In the book I'm currently reading, Reason in Philosophy: Animating Ideas, Brandom focuses on Kant's shift from the descriptive to the normative paradigm in discussing epistemological matters. What we can know, on this view, is a function of what we can say, what we are equipped to say, and, for Kant, this depends on the ways our thinking works. Brandom proposes that Hegel's improvement over Kant's picture was to introduce the idea of intersubjectivity, of knowing as doing within the context of a community, the interplay of separate subjects in joint enterprises which have a history and so involve participation not only with one's contemporary fellow subjects but with those who came before us and will come after .

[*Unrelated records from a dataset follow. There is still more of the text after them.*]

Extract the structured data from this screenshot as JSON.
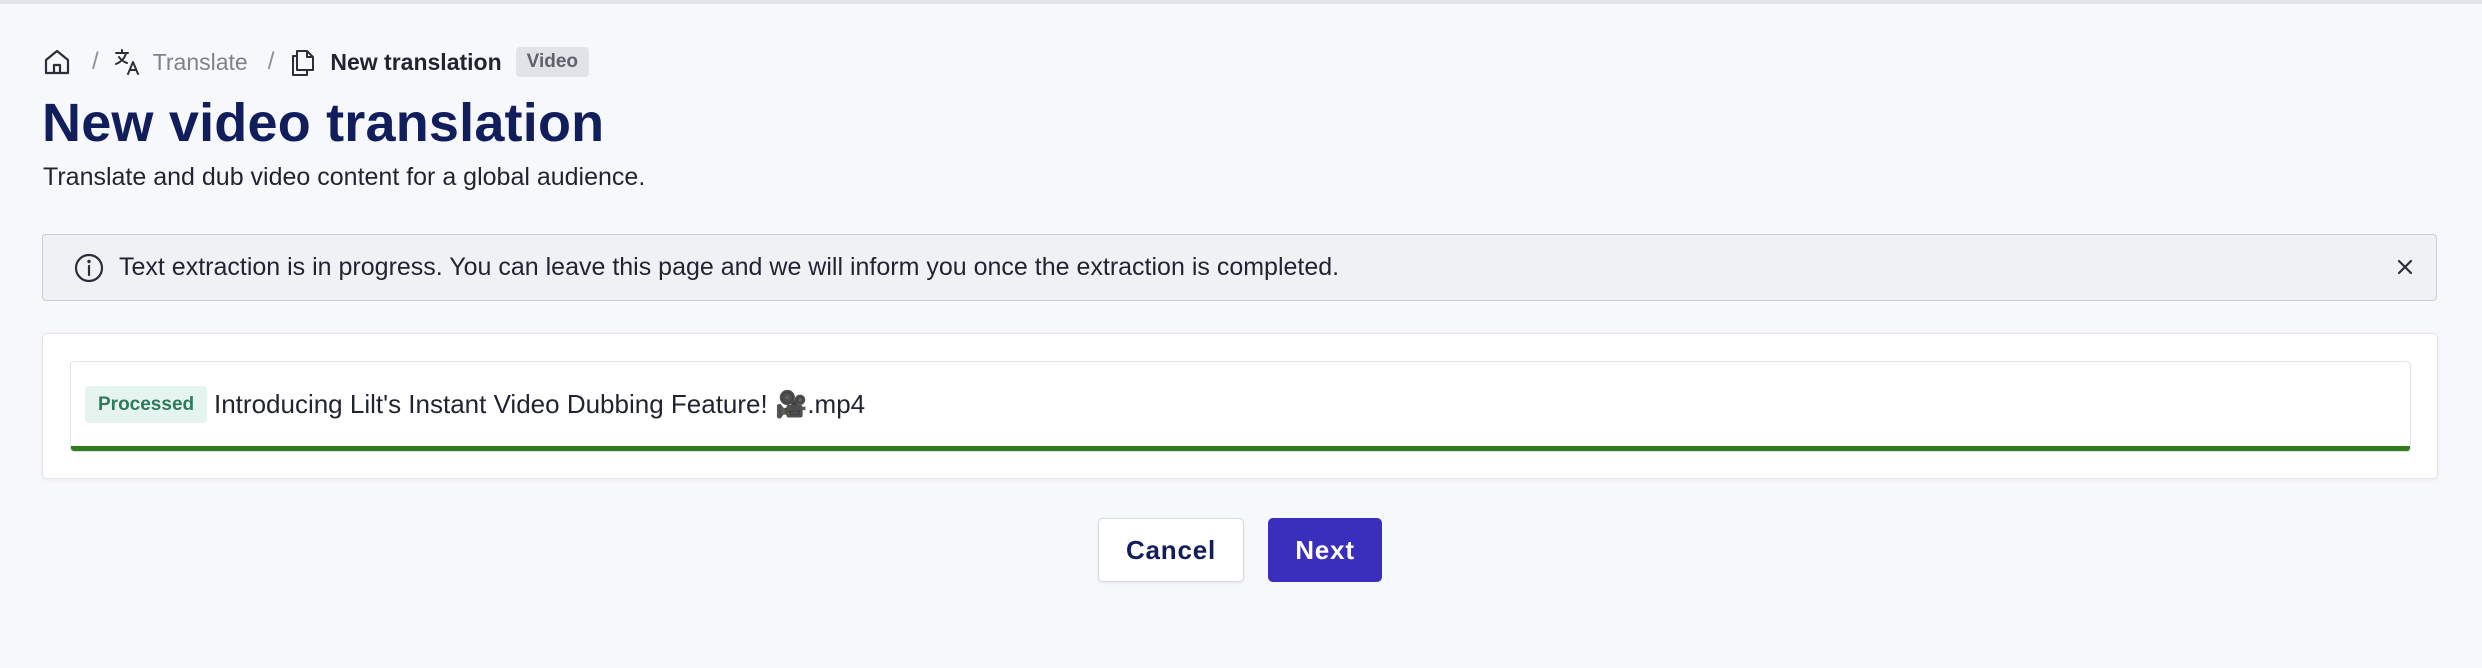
{
  "breadcrumb": {
    "home_icon": "home-icon",
    "translate_icon": "translate-icon",
    "translate_label": "Translate",
    "separator": "/",
    "document_icon": "document-copy-icon",
    "current_label": "New translation",
    "badge": "Video"
  },
  "header": {
    "title": "New video translation",
    "subtitle": "Translate and dub video content for a global audience."
  },
  "alert": {
    "icon": "info-icon",
    "text": "Text extraction is in progress. You can leave this page and we will inform you once the extraction is completed.",
    "close_icon": "close-icon"
  },
  "file": {
    "status": "Processed",
    "name": "Introducing Lilt's Instant Video Dubbing Feature! 🎥.mp4",
    "progress_percent": 100
  },
  "actions": {
    "cancel_label": "Cancel",
    "next_label": "Next"
  },
  "colors": {
    "title": "#121d5b",
    "primary": "#3a2ebc",
    "progress": "#2f7d1f",
    "status_bg": "#e6f4ef",
    "status_text": "#2f7a5a"
  }
}
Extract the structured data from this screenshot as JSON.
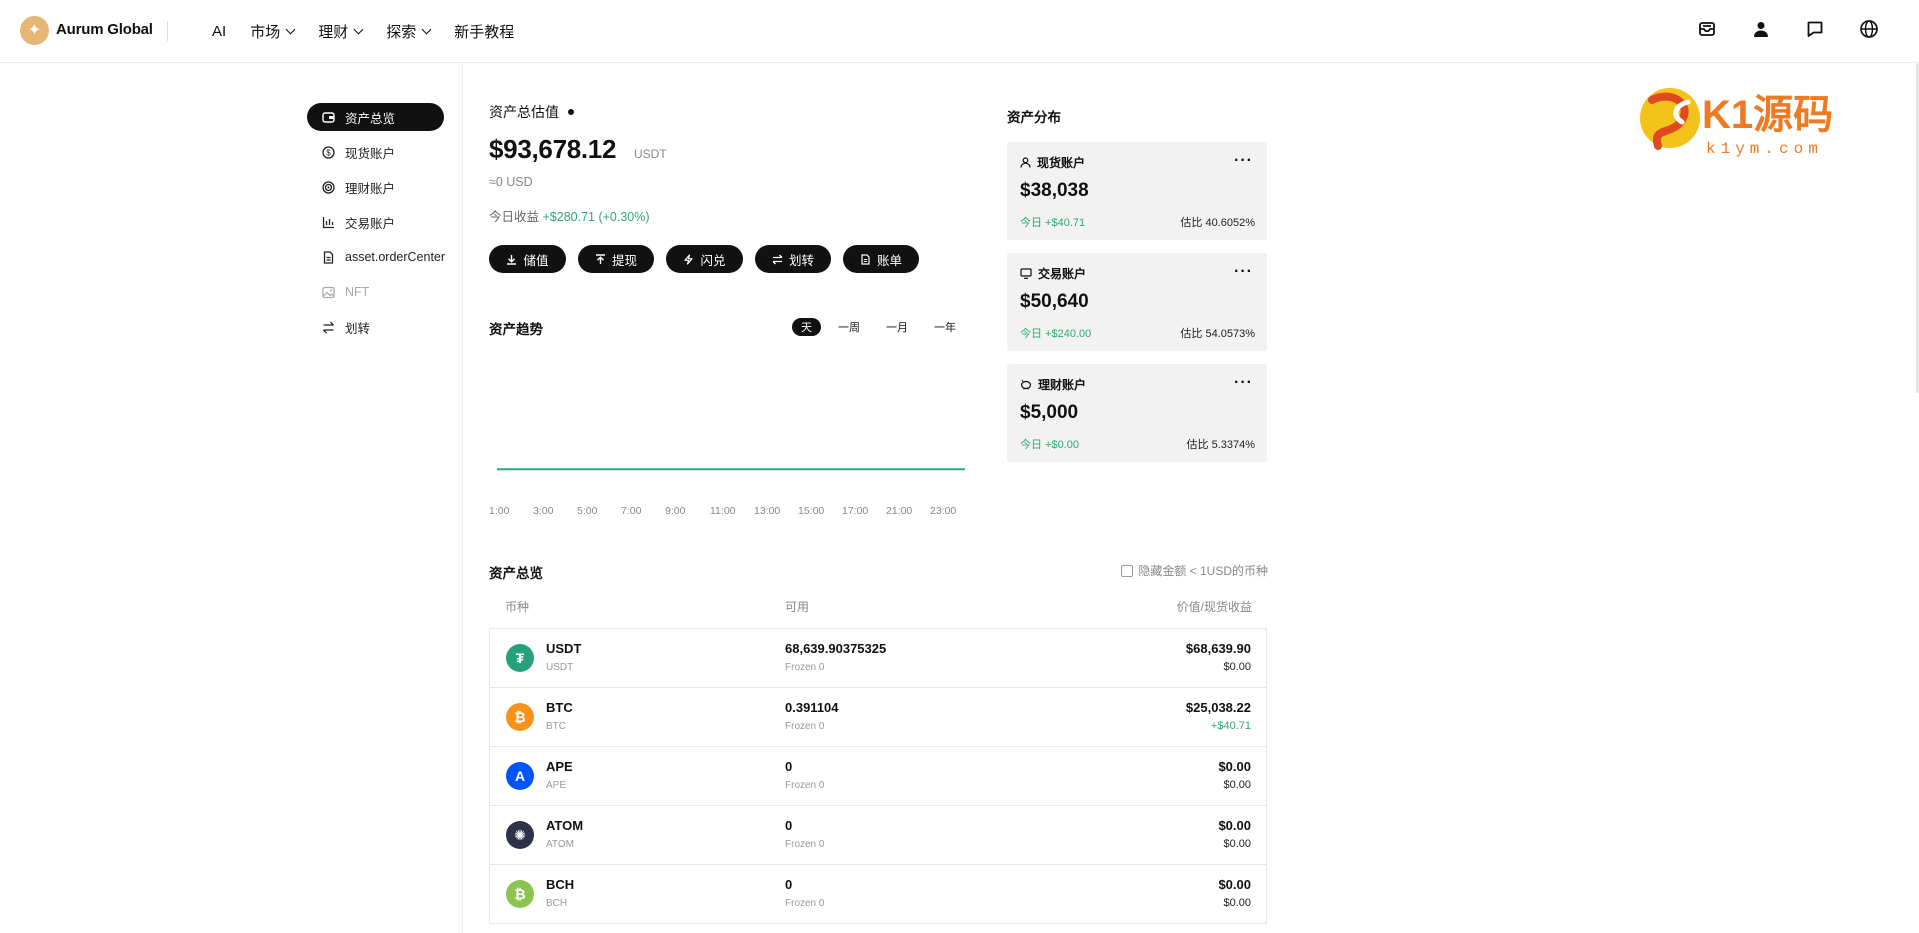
{
  "header": {
    "brand": "Aurum Global",
    "nav": [
      {
        "label": "AI",
        "dropdown": false
      },
      {
        "label": "市场",
        "dropdown": true
      },
      {
        "label": "理财",
        "dropdown": true
      },
      {
        "label": "探索",
        "dropdown": true
      },
      {
        "label": "新手教程",
        "dropdown": false
      }
    ],
    "icons": [
      "inbox-icon",
      "user-icon",
      "message-icon",
      "globe-icon"
    ]
  },
  "sidebar": {
    "items": [
      {
        "label": "资产总览",
        "icon": "wallet-icon",
        "active": true
      },
      {
        "label": "现货账户",
        "icon": "dollar-coin-icon"
      },
      {
        "label": "理财账户",
        "icon": "target-icon"
      },
      {
        "label": "交易账户",
        "icon": "bar-chart-icon"
      },
      {
        "label": "asset.orderCenter",
        "icon": "document-icon"
      },
      {
        "label": "NFT",
        "icon": "image-icon",
        "disabled": true
      },
      {
        "label": "划转",
        "icon": "transfer-icon"
      }
    ]
  },
  "summary": {
    "title": "资产总估值",
    "value": "$93,678.12",
    "unit": "USDT",
    "approx": "≈0 USD",
    "today_label": "今日收益",
    "today_value": "+$280.71",
    "today_pct": "(+0.30%)"
  },
  "actions": [
    {
      "label": "储值",
      "icon": "download-icon"
    },
    {
      "label": "提现",
      "icon": "upload-icon"
    },
    {
      "label": "闪兑",
      "icon": "lightning-icon"
    },
    {
      "label": "划转",
      "icon": "swap-icon"
    },
    {
      "label": "账单",
      "icon": "bill-icon"
    }
  ],
  "trend": {
    "title": "资产趋势",
    "ranges": [
      {
        "label": "天",
        "active": true
      },
      {
        "label": "一周"
      },
      {
        "label": "一月"
      },
      {
        "label": "一年"
      }
    ],
    "ticks": [
      "1:00",
      "3:00",
      "5:00",
      "7:00",
      "9:00",
      "11:00",
      "13:00",
      "15:00",
      "17:00",
      "21:00",
      "23:00"
    ],
    "line_color": "#2fa877"
  },
  "chart_data": {
    "type": "line",
    "title": "",
    "x": [
      "1:00",
      "3:00",
      "5:00",
      "7:00",
      "9:00",
      "11:00",
      "13:00",
      "15:00",
      "17:00",
      "21:00",
      "23:00"
    ],
    "y": [
      93397,
      93410,
      93440,
      93480,
      93520,
      93560,
      93590,
      93620,
      93650,
      93670,
      93678
    ],
    "xlabel": "",
    "ylabel": "",
    "ylim": [
      0,
      1000000
    ],
    "grid": false
  },
  "distribution": {
    "title": "资产分布",
    "cards": [
      {
        "name": "现货账户",
        "icon": "user-icon",
        "value": "$38,038",
        "today": "今日 +$40.71",
        "ratio": "估比 40.6052%"
      },
      {
        "name": "交易账户",
        "icon": "monitor-icon",
        "value": "$50,640",
        "today": "今日 +$240.00",
        "ratio": "估比 54.0573%"
      },
      {
        "name": "理财账户",
        "icon": "piggy-bank-icon",
        "value": "$5,000",
        "today": "今日 +$0.00",
        "ratio": "估比 5.3374%"
      }
    ]
  },
  "watermark": {
    "big": "K1源码",
    "small": "k1ym.com"
  },
  "assets": {
    "title": "资产总览",
    "hide_label": "隐藏金额 < 1USD的币种",
    "headers": {
      "coin": "币种",
      "available": "可用",
      "value": "价值/现货收益"
    },
    "rows": [
      {
        "symbol": "USDT",
        "sub": "USDT",
        "available": "68,639.90375325",
        "frozen": "Frozen 0",
        "value": "$68,639.90",
        "pnl": "$0.00",
        "pnl_positive": false,
        "color": "#26a17b",
        "glyph": "₮"
      },
      {
        "symbol": "BTC",
        "sub": "BTC",
        "available": "0.391104",
        "frozen": "Frozen 0",
        "value": "$25,038.22",
        "pnl": "+$40.71",
        "pnl_positive": true,
        "color": "#f7931a",
        "glyph": "₿"
      },
      {
        "symbol": "APE",
        "sub": "APE",
        "available": "0",
        "frozen": "Frozen 0",
        "value": "$0.00",
        "pnl": "$0.00",
        "pnl_positive": false,
        "color": "#0054f9",
        "glyph": "A"
      },
      {
        "symbol": "ATOM",
        "sub": "ATOM",
        "available": "0",
        "frozen": "Frozen 0",
        "value": "$0.00",
        "pnl": "$0.00",
        "pnl_positive": false,
        "color": "#2e3148",
        "glyph": "✺"
      },
      {
        "symbol": "BCH",
        "sub": "BCH",
        "available": "0",
        "frozen": "Frozen 0",
        "value": "$0.00",
        "pnl": "$0.00",
        "pnl_positive": false,
        "color": "#8dc351",
        "glyph": "₿"
      }
    ]
  }
}
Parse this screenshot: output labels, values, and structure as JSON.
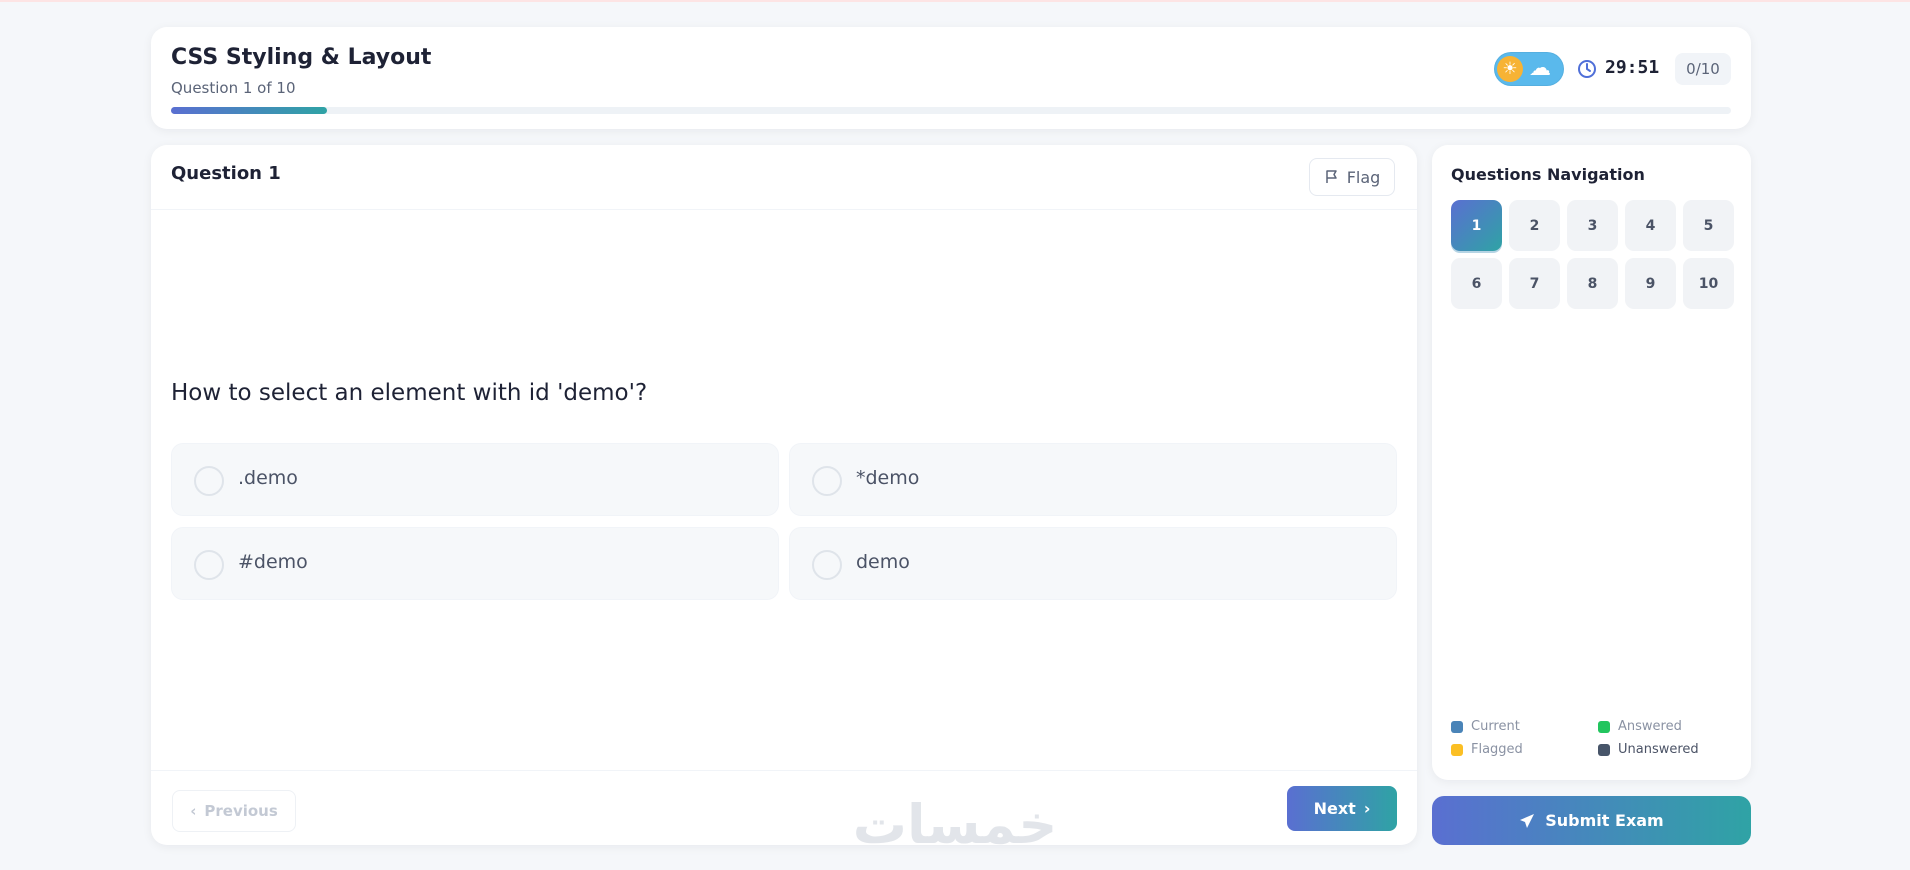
{
  "header": {
    "title": "CSS Styling & Layout",
    "subtitle": "Question 1 of 10",
    "progress_fraction": 0.1,
    "timer": "29:51",
    "score": "0/10",
    "theme_toggle": {
      "mode": "light",
      "sun_icon": "sun-icon",
      "cloud_icon": "cloud-icon"
    }
  },
  "question": {
    "heading": "Question 1",
    "flag_label": "Flag",
    "text": "How to select an element with id 'demo'?",
    "options": [
      ".demo",
      "*demo",
      "#demo",
      "demo"
    ],
    "previous_label": "Previous",
    "next_label": "Next"
  },
  "navigation": {
    "title": "Questions Navigation",
    "numbers": [
      "1",
      "2",
      "3",
      "4",
      "5",
      "6",
      "7",
      "8",
      "9",
      "10"
    ],
    "current": "1",
    "legend": [
      {
        "label": "Current",
        "color": "#4a84b8"
      },
      {
        "label": "Answered",
        "color": "#22c55e"
      },
      {
        "label": "Flagged",
        "color": "#fbbf24"
      },
      {
        "label": "Unanswered",
        "color": "#475569"
      }
    ]
  },
  "submit_label": "Submit Exam",
  "watermark": "خمسات",
  "colors": {
    "accent_start": "#5a6fd1",
    "accent_end": "#2fa3a5",
    "background": "#f5f7fa"
  }
}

I am not competent to assess his views on Hegel's contributions (I always found Hegel opaque, to say the least) or even to assess his take on Kant. But I am fascinated by his argument that the ordinary discursive ways we have of speaking about things, the descriptive language we use to delineate and affirm or deny facts in the world, which expresses our intentionality (knowing about things), can be traced to knowing how to speak and operate in the world. Here he seems to be saying that, behind the logic we ordinarily recognize re: making assertions (with their true and false relations), there is also a logic, a much deeper logic, of behavior itself, i.e., one of authority (as in granting rights, to claims and claimants, to demand or expect certain outcomes) and of obligation (accepting the responsibility to act in the ways expected). This is the logic of recognizing implications by acting on them. It's a logic of reciprocal relations.

For Brandom having a language is the key to having concepts and having concepts is what differentiates us from other sentient creatures. That is, we are not merely sentient, as he puts it, but sapient. We have the ability to think about things, to be intentional in ways that other creatures do not. But concepts, he argues, are not stand alone ideas . . . .

Click to read more ...